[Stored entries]
:::
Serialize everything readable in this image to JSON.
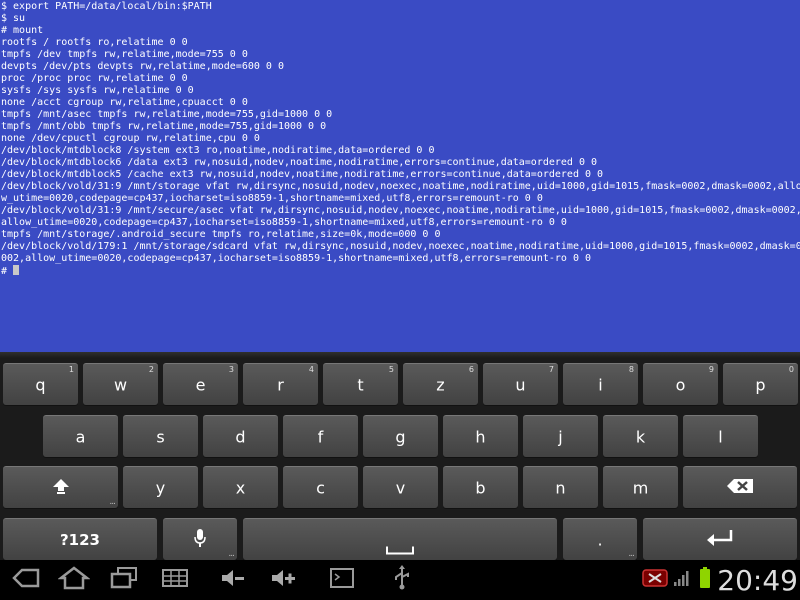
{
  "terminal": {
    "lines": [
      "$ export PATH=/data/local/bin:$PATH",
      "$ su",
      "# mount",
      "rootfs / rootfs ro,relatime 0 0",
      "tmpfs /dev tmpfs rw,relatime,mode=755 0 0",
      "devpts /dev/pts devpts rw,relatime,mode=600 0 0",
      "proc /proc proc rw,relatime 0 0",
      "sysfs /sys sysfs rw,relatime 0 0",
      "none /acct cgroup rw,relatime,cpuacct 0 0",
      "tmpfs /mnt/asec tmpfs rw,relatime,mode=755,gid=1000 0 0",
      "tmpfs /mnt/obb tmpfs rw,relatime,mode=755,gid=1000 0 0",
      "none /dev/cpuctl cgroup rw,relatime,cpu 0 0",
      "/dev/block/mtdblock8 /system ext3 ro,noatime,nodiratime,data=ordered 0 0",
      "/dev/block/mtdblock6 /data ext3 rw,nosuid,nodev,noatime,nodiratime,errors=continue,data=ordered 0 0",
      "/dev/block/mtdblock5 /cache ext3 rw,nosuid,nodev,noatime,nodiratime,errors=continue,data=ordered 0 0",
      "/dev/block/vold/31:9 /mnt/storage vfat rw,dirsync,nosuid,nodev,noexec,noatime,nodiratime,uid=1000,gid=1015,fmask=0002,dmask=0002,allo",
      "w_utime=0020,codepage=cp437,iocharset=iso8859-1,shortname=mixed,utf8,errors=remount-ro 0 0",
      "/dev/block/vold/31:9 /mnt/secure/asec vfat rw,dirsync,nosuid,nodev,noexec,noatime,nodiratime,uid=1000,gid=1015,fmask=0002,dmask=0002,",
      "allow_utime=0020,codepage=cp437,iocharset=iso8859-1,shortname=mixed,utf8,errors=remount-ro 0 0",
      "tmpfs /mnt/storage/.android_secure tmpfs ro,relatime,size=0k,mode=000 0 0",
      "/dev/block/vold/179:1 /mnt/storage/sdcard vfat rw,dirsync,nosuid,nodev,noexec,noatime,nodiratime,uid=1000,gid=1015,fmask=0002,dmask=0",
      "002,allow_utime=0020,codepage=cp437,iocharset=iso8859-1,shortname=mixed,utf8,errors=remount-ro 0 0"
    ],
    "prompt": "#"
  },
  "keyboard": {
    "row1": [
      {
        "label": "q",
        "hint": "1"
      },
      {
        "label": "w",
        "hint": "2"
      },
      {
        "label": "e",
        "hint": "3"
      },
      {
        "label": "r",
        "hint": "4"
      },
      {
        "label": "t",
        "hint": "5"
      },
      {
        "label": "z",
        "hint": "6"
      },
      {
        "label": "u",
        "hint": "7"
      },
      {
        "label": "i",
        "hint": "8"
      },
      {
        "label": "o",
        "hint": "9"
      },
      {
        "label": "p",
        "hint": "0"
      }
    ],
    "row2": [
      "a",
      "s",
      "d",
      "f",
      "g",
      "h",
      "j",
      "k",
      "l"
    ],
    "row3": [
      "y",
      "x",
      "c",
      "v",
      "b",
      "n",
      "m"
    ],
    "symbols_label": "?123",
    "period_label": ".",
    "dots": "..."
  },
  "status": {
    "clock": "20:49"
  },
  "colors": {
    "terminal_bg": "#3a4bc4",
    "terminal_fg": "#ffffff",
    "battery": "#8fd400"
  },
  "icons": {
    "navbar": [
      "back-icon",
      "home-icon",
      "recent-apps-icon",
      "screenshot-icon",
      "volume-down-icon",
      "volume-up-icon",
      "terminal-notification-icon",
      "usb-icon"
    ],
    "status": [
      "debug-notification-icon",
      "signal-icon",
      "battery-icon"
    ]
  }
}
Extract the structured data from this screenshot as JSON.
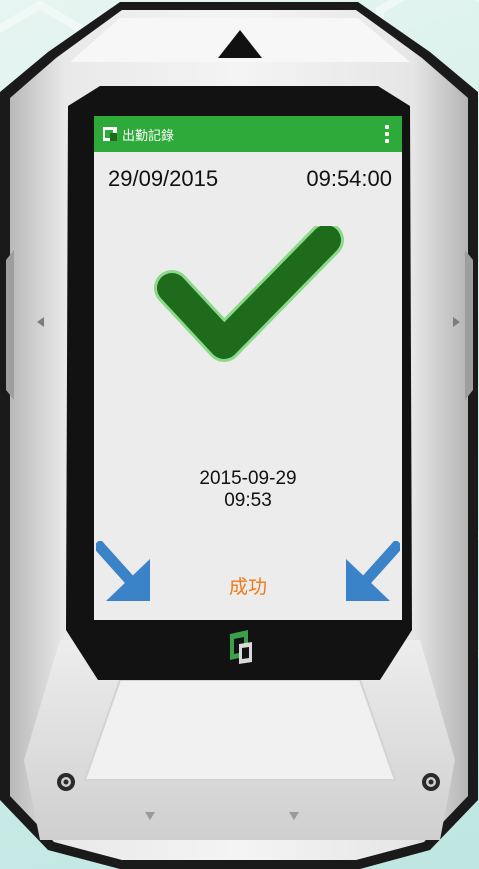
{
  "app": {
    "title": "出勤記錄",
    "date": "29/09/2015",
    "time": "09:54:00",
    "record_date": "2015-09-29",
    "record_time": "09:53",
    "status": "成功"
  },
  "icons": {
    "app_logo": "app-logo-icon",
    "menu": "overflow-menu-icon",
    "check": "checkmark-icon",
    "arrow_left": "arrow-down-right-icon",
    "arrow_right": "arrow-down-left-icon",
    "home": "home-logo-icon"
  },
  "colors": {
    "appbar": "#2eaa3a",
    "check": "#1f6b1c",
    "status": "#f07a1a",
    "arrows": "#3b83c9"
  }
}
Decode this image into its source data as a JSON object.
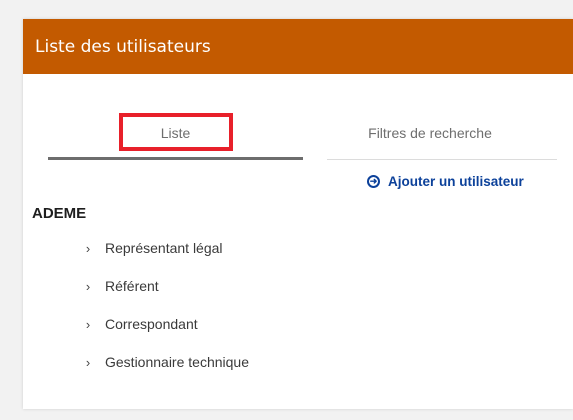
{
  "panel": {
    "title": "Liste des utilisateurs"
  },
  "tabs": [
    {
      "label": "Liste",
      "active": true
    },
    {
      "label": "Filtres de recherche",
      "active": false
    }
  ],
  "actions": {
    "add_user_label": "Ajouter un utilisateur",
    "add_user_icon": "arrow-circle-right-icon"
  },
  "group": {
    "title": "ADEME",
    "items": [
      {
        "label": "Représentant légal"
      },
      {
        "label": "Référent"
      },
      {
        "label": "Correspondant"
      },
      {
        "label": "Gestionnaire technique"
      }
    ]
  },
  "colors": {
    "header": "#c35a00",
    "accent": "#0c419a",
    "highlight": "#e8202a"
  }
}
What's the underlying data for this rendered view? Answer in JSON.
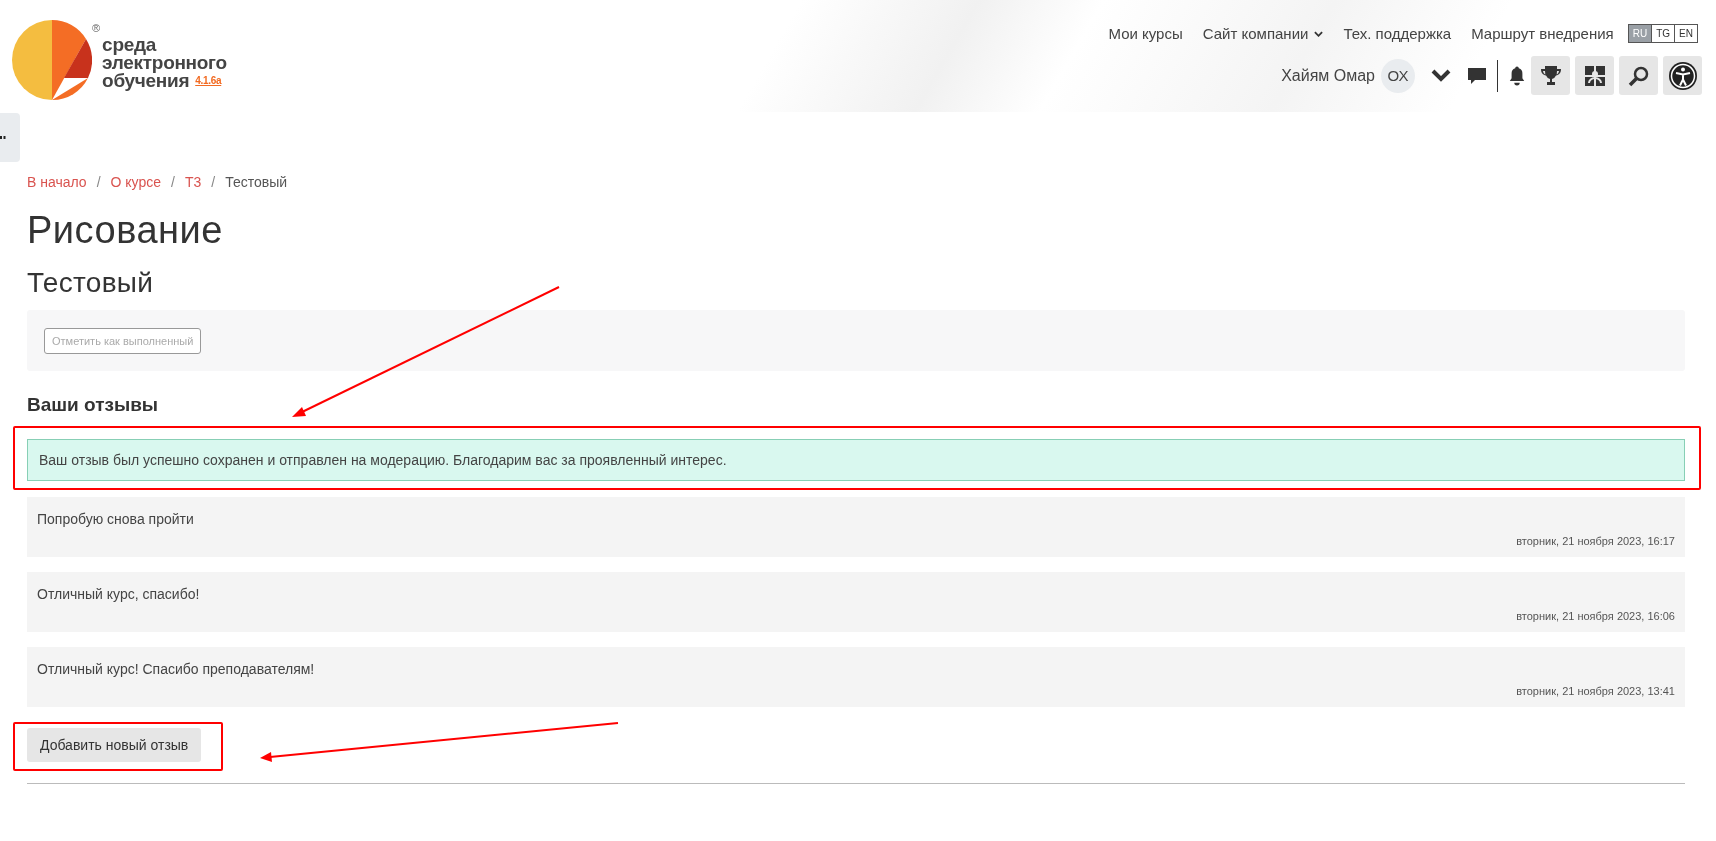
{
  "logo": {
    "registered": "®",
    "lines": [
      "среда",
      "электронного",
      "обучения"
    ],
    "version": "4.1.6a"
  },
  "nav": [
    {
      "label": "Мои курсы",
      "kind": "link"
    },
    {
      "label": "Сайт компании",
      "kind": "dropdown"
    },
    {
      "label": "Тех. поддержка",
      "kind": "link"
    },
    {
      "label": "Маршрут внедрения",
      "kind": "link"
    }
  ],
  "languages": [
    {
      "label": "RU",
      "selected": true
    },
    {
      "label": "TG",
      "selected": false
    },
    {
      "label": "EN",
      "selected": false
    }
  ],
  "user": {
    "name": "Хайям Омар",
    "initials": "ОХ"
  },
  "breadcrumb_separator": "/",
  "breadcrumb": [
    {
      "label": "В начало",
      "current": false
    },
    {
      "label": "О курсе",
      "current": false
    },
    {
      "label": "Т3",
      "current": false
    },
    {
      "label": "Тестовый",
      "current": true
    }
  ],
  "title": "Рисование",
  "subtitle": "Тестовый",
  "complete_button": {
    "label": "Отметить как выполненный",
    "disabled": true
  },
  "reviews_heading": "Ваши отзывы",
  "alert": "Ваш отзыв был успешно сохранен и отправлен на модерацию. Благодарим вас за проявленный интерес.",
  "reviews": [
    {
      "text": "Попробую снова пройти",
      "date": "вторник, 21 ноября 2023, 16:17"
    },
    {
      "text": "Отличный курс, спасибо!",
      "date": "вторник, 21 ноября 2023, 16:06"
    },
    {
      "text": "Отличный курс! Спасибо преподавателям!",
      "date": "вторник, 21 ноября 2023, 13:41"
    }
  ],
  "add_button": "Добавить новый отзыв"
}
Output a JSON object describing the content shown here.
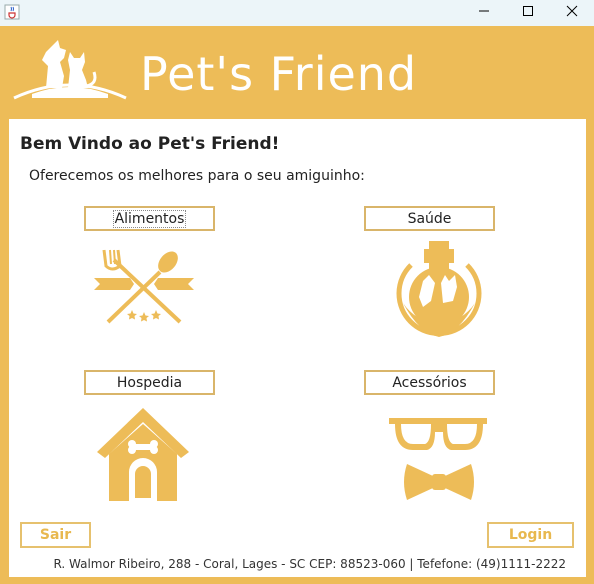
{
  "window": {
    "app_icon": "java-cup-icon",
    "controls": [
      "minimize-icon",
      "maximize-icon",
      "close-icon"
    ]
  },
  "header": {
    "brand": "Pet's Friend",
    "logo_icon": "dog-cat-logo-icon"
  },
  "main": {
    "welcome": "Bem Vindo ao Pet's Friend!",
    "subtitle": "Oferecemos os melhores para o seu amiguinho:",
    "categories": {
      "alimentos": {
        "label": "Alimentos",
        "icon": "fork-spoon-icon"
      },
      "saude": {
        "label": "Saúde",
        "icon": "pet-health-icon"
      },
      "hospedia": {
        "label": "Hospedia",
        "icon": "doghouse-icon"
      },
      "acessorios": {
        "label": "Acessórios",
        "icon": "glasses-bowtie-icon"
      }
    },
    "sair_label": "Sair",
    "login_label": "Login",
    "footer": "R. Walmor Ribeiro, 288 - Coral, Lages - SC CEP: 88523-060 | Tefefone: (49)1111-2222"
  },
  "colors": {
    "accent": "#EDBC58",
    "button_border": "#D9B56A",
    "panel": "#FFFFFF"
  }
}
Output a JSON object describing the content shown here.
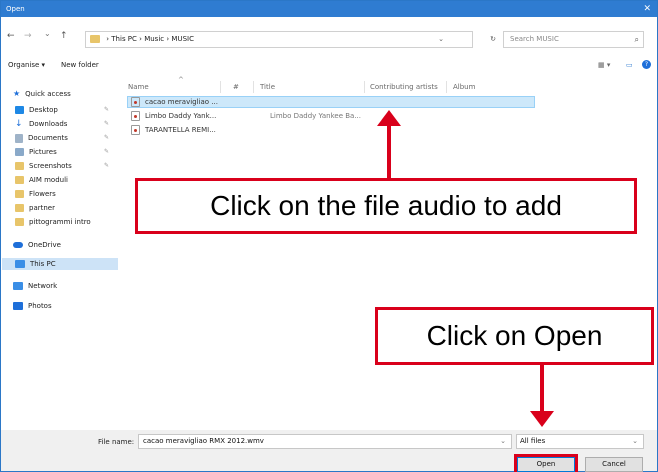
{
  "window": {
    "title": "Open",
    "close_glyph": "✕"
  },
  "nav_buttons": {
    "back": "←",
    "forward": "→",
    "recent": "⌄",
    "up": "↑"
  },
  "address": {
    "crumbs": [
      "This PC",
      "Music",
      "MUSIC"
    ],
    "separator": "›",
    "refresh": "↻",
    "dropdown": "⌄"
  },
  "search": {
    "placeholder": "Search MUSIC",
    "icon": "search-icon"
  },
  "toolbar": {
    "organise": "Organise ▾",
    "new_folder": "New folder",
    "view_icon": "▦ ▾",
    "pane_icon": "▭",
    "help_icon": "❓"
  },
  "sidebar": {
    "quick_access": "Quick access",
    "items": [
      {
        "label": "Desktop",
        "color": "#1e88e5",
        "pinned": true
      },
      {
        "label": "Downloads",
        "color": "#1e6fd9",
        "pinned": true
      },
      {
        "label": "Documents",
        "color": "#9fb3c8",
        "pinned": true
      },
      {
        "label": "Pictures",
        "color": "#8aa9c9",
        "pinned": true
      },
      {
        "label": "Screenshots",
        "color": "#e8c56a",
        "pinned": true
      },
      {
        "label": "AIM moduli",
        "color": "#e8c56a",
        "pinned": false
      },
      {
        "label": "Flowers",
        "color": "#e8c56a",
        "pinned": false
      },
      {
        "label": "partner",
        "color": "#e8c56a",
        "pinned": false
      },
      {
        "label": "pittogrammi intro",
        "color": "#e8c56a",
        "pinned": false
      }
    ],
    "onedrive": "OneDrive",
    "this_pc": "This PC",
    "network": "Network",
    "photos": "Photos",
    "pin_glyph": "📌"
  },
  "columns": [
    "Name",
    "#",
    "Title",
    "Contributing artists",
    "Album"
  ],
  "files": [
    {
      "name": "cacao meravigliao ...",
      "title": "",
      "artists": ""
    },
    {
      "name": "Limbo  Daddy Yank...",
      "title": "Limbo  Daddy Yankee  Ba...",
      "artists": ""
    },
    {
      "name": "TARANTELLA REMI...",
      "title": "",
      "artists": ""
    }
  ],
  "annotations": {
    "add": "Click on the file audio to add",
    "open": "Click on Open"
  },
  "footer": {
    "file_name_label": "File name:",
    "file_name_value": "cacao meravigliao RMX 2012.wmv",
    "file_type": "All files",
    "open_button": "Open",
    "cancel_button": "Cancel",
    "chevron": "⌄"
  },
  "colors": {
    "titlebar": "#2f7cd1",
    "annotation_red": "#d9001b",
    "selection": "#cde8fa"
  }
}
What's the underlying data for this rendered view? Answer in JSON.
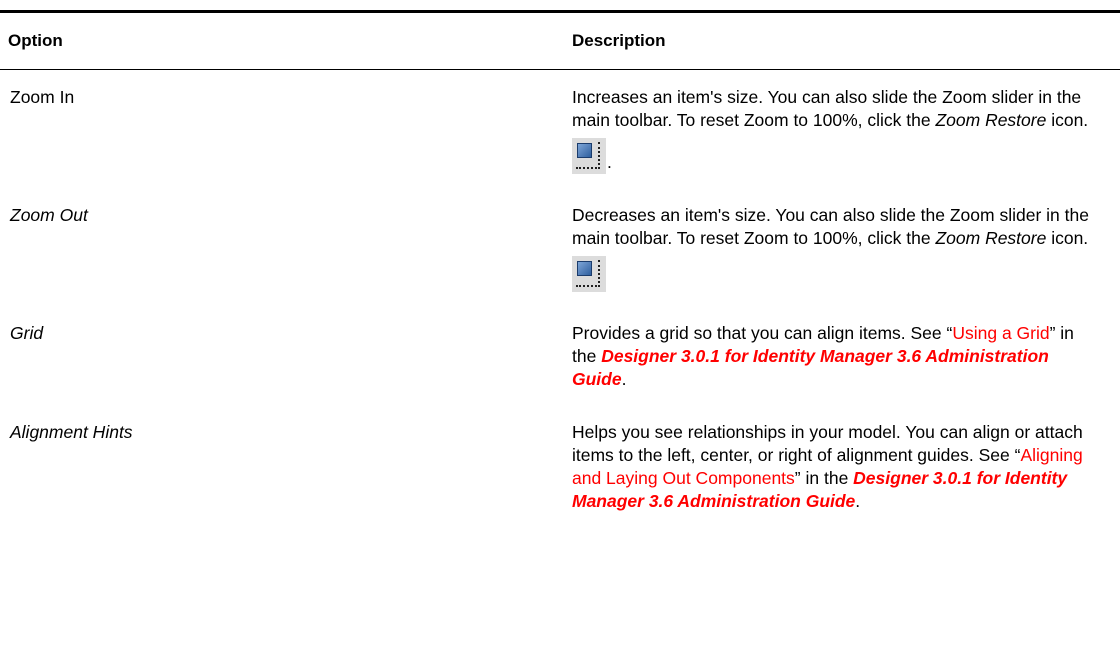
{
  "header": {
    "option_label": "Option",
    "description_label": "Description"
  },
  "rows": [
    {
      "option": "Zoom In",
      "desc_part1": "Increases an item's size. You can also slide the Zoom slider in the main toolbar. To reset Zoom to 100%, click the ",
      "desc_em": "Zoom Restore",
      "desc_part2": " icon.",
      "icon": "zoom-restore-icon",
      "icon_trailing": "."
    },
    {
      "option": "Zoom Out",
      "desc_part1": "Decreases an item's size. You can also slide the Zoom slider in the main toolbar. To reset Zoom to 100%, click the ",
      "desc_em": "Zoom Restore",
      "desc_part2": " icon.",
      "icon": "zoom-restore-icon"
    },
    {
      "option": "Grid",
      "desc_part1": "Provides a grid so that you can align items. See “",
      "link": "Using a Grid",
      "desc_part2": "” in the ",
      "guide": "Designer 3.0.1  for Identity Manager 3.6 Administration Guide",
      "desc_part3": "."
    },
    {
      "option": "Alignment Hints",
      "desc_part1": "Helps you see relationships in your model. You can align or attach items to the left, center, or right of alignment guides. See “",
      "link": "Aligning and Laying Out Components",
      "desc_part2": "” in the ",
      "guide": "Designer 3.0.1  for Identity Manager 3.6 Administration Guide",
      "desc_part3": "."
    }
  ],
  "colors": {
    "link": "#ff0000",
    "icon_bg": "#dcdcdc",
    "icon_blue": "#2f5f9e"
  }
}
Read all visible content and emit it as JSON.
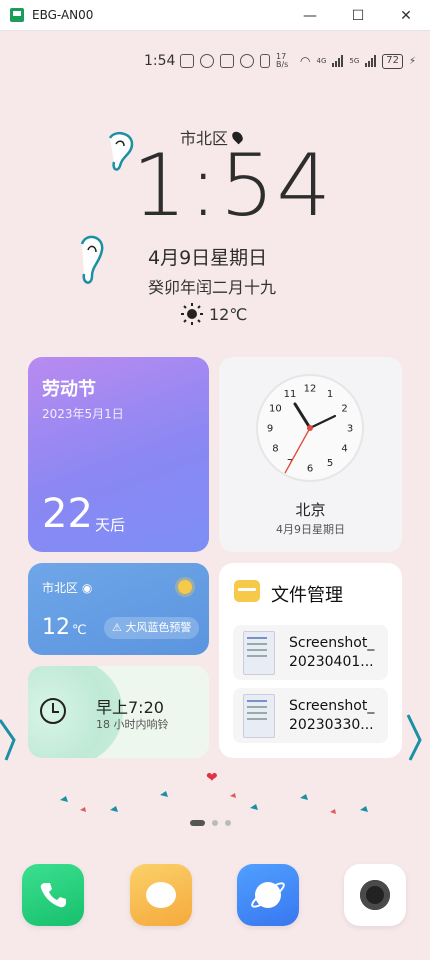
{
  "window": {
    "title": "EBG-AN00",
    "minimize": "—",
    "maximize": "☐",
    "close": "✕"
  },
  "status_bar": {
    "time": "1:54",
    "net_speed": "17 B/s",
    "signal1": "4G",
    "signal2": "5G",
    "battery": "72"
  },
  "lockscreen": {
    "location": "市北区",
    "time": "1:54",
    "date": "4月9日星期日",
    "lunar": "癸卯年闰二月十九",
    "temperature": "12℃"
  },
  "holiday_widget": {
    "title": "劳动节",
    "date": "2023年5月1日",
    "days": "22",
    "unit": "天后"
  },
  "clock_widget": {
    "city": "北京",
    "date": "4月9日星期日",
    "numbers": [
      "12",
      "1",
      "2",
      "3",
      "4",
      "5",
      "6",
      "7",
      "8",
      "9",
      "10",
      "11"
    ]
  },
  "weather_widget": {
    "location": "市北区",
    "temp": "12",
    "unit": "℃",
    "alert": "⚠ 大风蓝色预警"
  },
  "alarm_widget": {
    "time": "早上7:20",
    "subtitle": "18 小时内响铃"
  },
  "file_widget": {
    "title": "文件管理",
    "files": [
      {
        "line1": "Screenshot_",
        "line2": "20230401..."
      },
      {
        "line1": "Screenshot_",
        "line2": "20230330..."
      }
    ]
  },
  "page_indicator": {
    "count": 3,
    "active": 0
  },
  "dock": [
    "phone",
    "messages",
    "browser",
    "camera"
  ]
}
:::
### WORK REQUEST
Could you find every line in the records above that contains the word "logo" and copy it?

### ANSWER BELOW
    "app_logo": "app-logo-icon",
    "home": "home-logo-icon"
  "logo": {
    "logo_icon": "dog-cat-logo-icon"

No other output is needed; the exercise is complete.